Villanueva led the Cougars to a surprising 15-7 victory over the Bruins, the first time ever that McNair Academic defeated North Bergen in softball. Not only did Villanueva limit the Bruins to just seven hits, but she also recorded three hits, three runs scored and three RBI at the plate.
For her efforts, Villanueva has been selected as The Hudson Reporter Athlete of the Week for the past week. She is the first honoree of the spring scholastic sports season that began recently.
Villanueva also struck out 15 in the victory over Marist and had seven strikeouts in a two-hit shutout of St. Dominic Academy. She also struck out 11 in a victory over Snyder, pushing the Cougars’ record to an impressive 5-0 in the early going.
“I think this has showed me what I am capable of doing as a pitcher,” Villanueva said. “It has showed me what I can do.”
Villanueva was asked what it felt like to knock off perennial power North Bergen.
“It definitely felt like we had just won the county championship,” Villanueva said. “Even though it was only the third game of the season, it really felt great. It was a good start to our season, especially beating North Bergen. It was definitely a big win for us.”
“We definitely needed to know who we were and where we stood,” Hughes said. “Beating a great team like North Bergen gives these girls some great recognition that they deserve. I think after a win like this that we’re going to get even better.”
Villanueva said that her laid back attitude helps her remain focused as a pitcher.
“That’s just my mentality,” Villanueva said. “If we make a mistake, I know I have to get ready for the next batter. I can’t go flat and give up a hit. It’s not what we need. I just work as hard as I can every game.”
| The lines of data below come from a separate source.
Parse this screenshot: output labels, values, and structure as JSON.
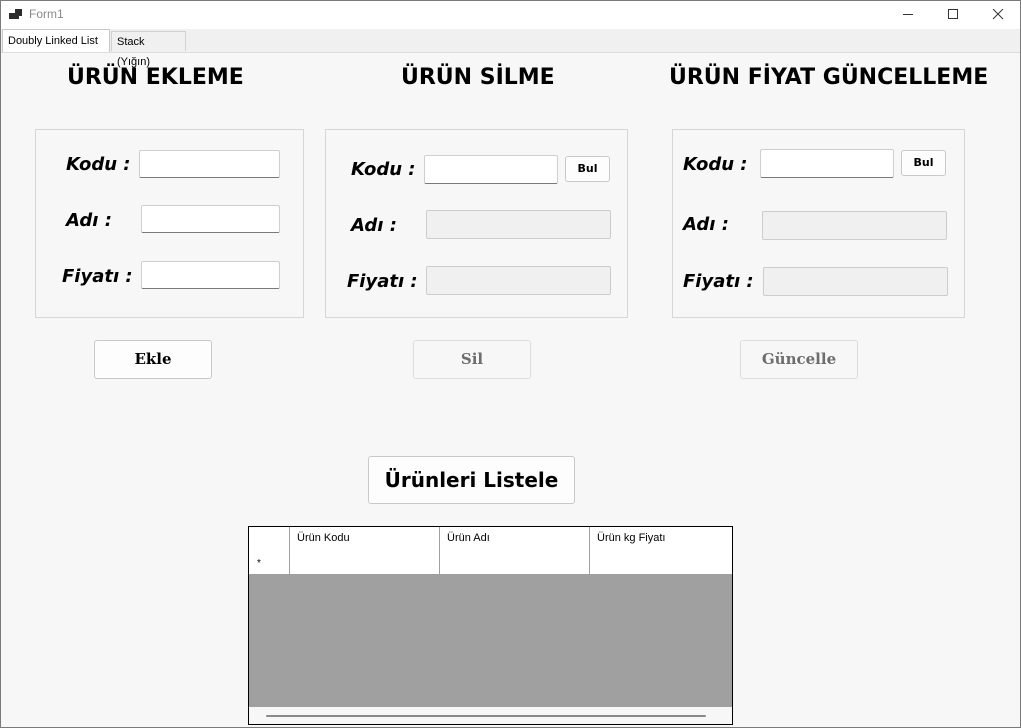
{
  "window": {
    "title": "Form1"
  },
  "tabs": [
    {
      "label": "Doubly Linked List",
      "active": true
    },
    {
      "label": "Stack (Yığın)",
      "active": false
    }
  ],
  "add_section": {
    "title": "ÜRÜN EKLEME",
    "code_label": "Kodu :",
    "name_label": "Adı :",
    "price_label": "Fiyatı :",
    "code_value": "",
    "name_value": "",
    "price_value": "",
    "button_label": "Ekle"
  },
  "delete_section": {
    "title": "ÜRÜN SİLME",
    "code_label": "Kodu :",
    "name_label": "Adı :",
    "price_label": "Fiyatı :",
    "find_label": "Bul",
    "button_label": "Sil"
  },
  "update_section": {
    "title": "ÜRÜN FİYAT GÜNCELLEME",
    "code_label": "Kodu :",
    "name_label": "Adı :",
    "price_label": "Fiyatı :",
    "find_label": "Bul",
    "button_label": "Güncelle"
  },
  "list_button_label": "Ürünleri Listele",
  "grid": {
    "columns": [
      "Ürün Kodu",
      "Ürün Adı",
      "Ürün kg Fiyatı"
    ],
    "new_row_marker": "*"
  }
}
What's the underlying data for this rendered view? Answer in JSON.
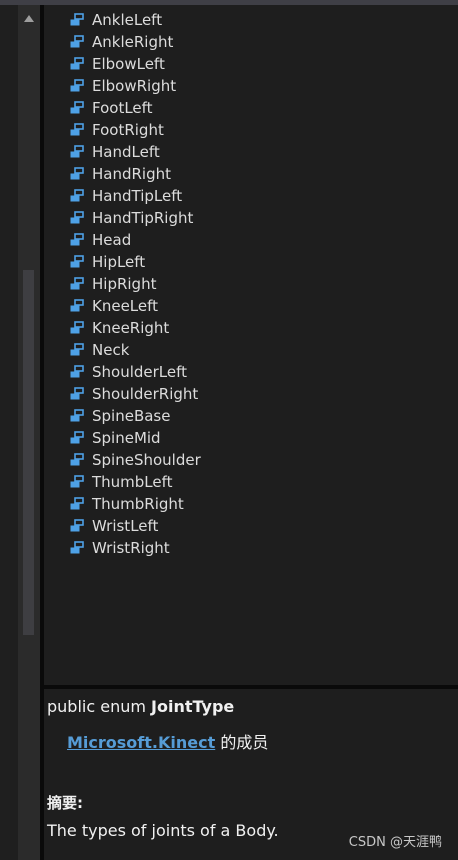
{
  "colors": {
    "background": "#1e1e1e",
    "text": "#dcdcdc",
    "link": "#569cd6",
    "icon": "#4ea1e6"
  },
  "members": [
    "AnkleLeft",
    "AnkleRight",
    "ElbowLeft",
    "ElbowRight",
    "FootLeft",
    "FootRight",
    "HandLeft",
    "HandRight",
    "HandTipLeft",
    "HandTipRight",
    "Head",
    "HipLeft",
    "HipRight",
    "KneeLeft",
    "KneeRight",
    "Neck",
    "ShoulderLeft",
    "ShoulderRight",
    "SpineBase",
    "SpineMid",
    "SpineShoulder",
    "ThumbLeft",
    "ThumbRight",
    "WristLeft",
    "WristRight"
  ],
  "member_icon": "enum-member-icon",
  "details": {
    "signature_prefix": "public enum ",
    "type_name": "JointType",
    "namespace_link": "Microsoft.Kinect",
    "member_of_suffix": " 的成员",
    "summary_label": "摘要:",
    "summary_text": "The types of joints of a Body."
  },
  "watermark": "CSDN @天涯鸭"
}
While Villanueva said she has never taken a pitching lesson, she has worked on her hitting with a private instructor.
“We go over little things that could make me better,” Villanueva said. “I just have the same approach every at-bat. I don’t want to put too much pressure on myself to perform. I try not to think too much about what I’m doing.”
In the early going, Villanueva has delivered seven hits, eight RBI, 10 runs scored and a .438 batting average.
“She’s our No. 2 hitter in the lineup,” Hughes said. “She’s more of a line drive hitter. But she’s definitely a good hitter.”
Villanueva said that she has been inspired by her summer teammate Jaylene Sierra, who earned a softball scholarship to Coppin State in Maryland and is currently playing there.
“Jaylene is an amazing player,” Villanueva said. “I’ve learned so much from her. We’re really good friends. In the summer, I catch for her. She has helped me as a pitcher, teaching me where to throw the ball. She reminds me that the key to pitching is location, that you have to get the batter to hit your pitch.”
Although she’s only a junior, Villanueva is already thinking about college and playing college softball in the future. She would love to major in sports medicine or physical therapy.
“She’s definitely going to play in college,” Hughes said. “I know that’s something she’d love to do. I have no doubt she’ll play wherever she goes.”
And whatever school goes after Villanueva next year, they’ll get a player who can both pitch and catch, just not at the same time. But the versatility is priceless. So are wins against the defending county champ. – Jim Hague
Jim Hague can be reached via e-mail at OGSMAR@aol.com